• _Assignment_
Only lines holding the word "Machine" are wanted from the records; copy all of them.

[Items from an interface collection]
────────
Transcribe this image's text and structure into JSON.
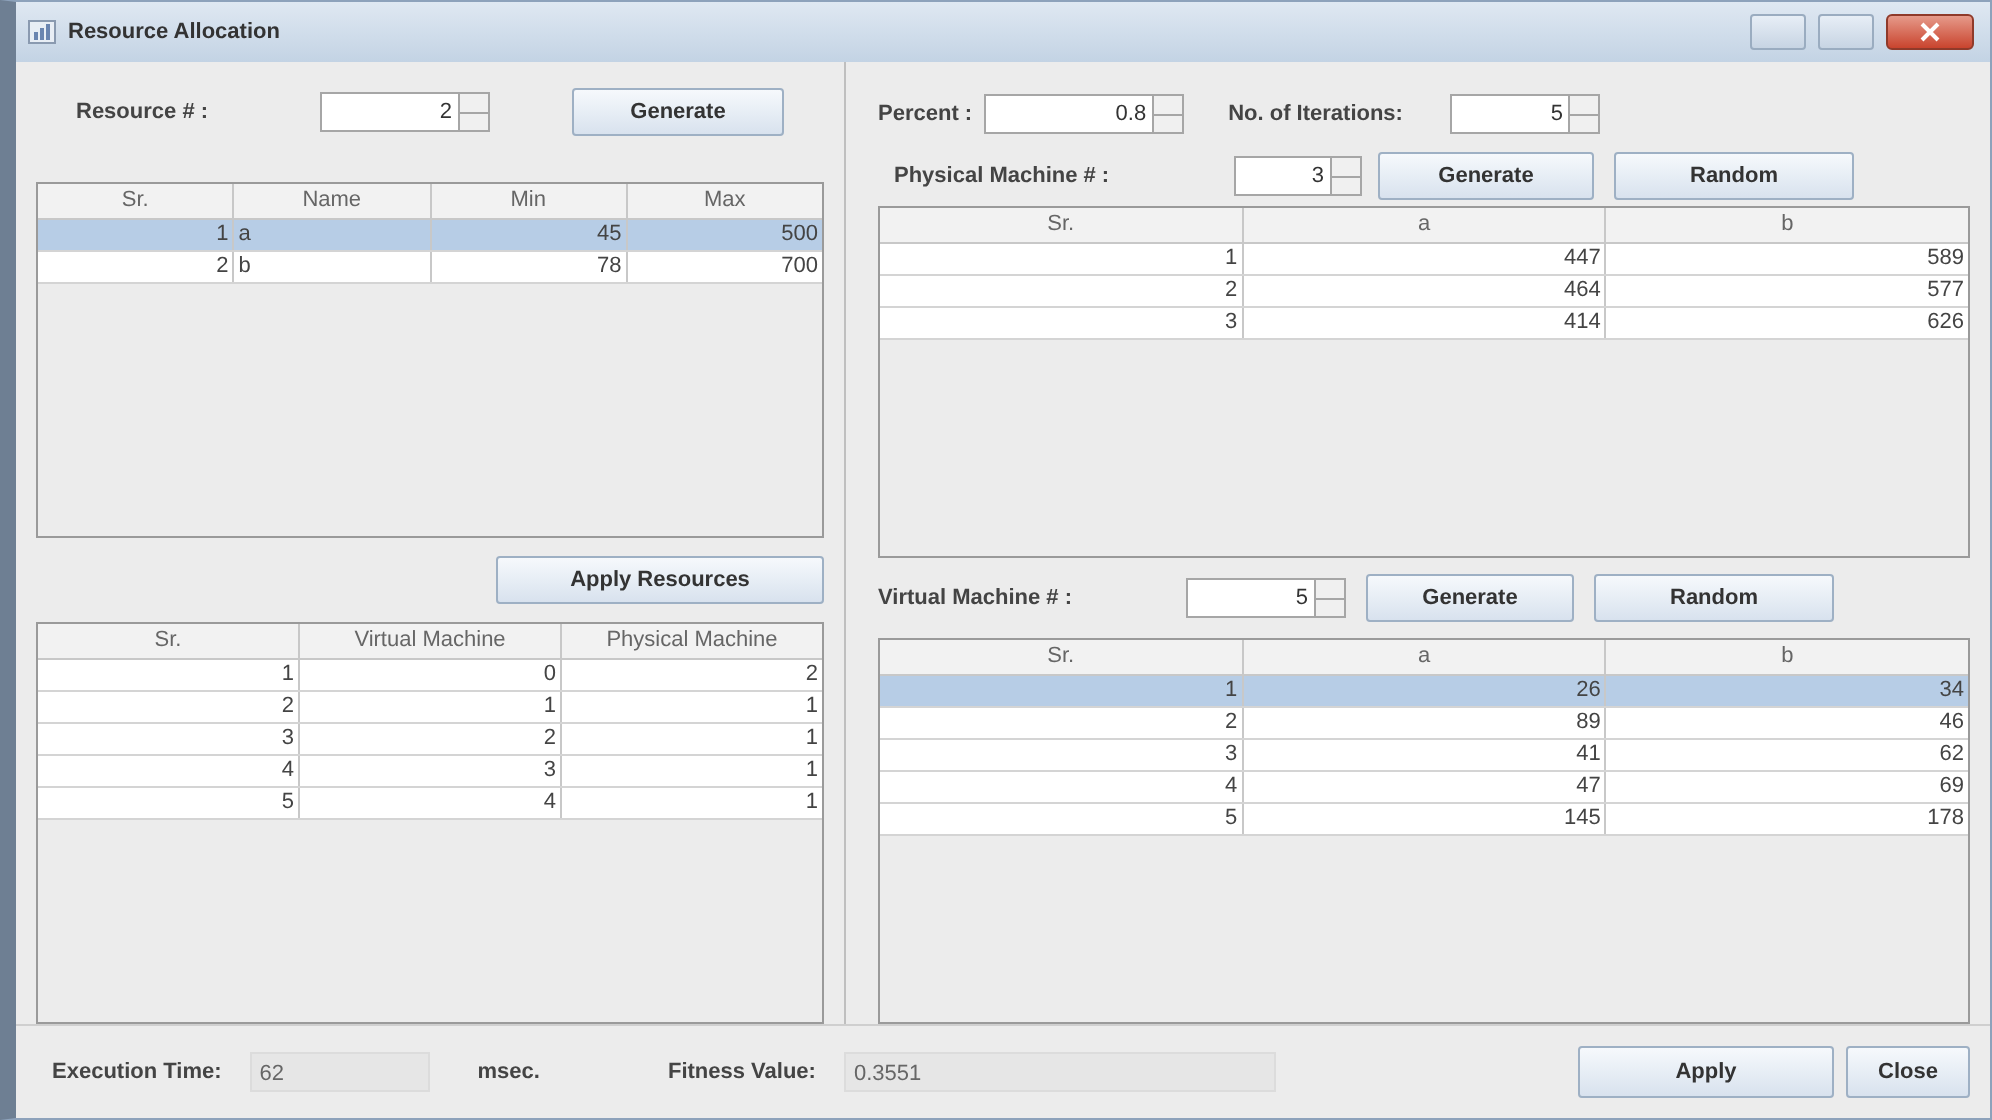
{
  "window": {
    "title": "Resource Allocation"
  },
  "resources": {
    "label": "Resource # :",
    "count": "2",
    "generate_button": "Generate",
    "table": {
      "columns": [
        {
          "label": "Sr.",
          "kind": "number"
        },
        {
          "label": "Name",
          "kind": "text"
        },
        {
          "label": "Min",
          "kind": "number"
        },
        {
          "label": "Max",
          "kind": "number"
        }
      ],
      "rows": [
        {
          "cells": [
            "1",
            "a",
            "45",
            "500"
          ],
          "selected": true
        },
        {
          "cells": [
            "2",
            "b",
            "78",
            "700"
          ],
          "selected": false
        }
      ]
    }
  },
  "apply_resources_button": "Apply Resources",
  "allocation_table": {
    "columns": [
      {
        "label": "Sr.",
        "kind": "number"
      },
      {
        "label": "Virtual Machine",
        "kind": "number"
      },
      {
        "label": "Physical Machine",
        "kind": "number"
      }
    ],
    "rows": [
      {
        "cells": [
          "1",
          "0",
          "2"
        ],
        "selected": false
      },
      {
        "cells": [
          "2",
          "1",
          "1"
        ],
        "selected": false
      },
      {
        "cells": [
          "3",
          "2",
          "1"
        ],
        "selected": false
      },
      {
        "cells": [
          "4",
          "3",
          "1"
        ],
        "selected": false
      },
      {
        "cells": [
          "5",
          "4",
          "1"
        ],
        "selected": false
      }
    ]
  },
  "percent": {
    "label": "Percent :",
    "value": "0.8"
  },
  "iterations": {
    "label": "No. of Iterations:",
    "value": "5"
  },
  "physical": {
    "label": "Physical Machine # :",
    "count": "3",
    "generate_button": "Generate",
    "random_button": "Random",
    "table": {
      "columns": [
        {
          "label": "Sr.",
          "kind": "number"
        },
        {
          "label": "a",
          "kind": "number"
        },
        {
          "label": "b",
          "kind": "number"
        }
      ],
      "rows": [
        {
          "cells": [
            "1",
            "447",
            "589"
          ],
          "selected": false
        },
        {
          "cells": [
            "2",
            "464",
            "577"
          ],
          "selected": false
        },
        {
          "cells": [
            "3",
            "414",
            "626"
          ],
          "selected": false
        }
      ]
    }
  },
  "virtual": {
    "label": "Virtual Machine # :",
    "count": "5",
    "generate_button": "Generate",
    "random_button": "Random",
    "table": {
      "columns": [
        {
          "label": "Sr.",
          "kind": "number"
        },
        {
          "label": "a",
          "kind": "number"
        },
        {
          "label": "b",
          "kind": "number"
        }
      ],
      "rows": [
        {
          "cells": [
            "1",
            "26",
            "34"
          ],
          "selected": true
        },
        {
          "cells": [
            "2",
            "89",
            "46"
          ],
          "selected": false
        },
        {
          "cells": [
            "3",
            "41",
            "62"
          ],
          "selected": false
        },
        {
          "cells": [
            "4",
            "47",
            "69"
          ],
          "selected": false
        },
        {
          "cells": [
            "5",
            "145",
            "178"
          ],
          "selected": false
        }
      ]
    }
  },
  "status": {
    "execution_label": "Execution Time:",
    "execution_value": "62",
    "execution_unit": "msec.",
    "fitness_label": "Fitness Value:",
    "fitness_value": "0.3551",
    "apply_button": "Apply",
    "close_button": "Close"
  }
}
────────
• _Answer space_
        "label": "Virtual Machine",
        "label": "Physical Machine",
    "label": "Physical Machine # :",
    "label": "Virtual Machine # :",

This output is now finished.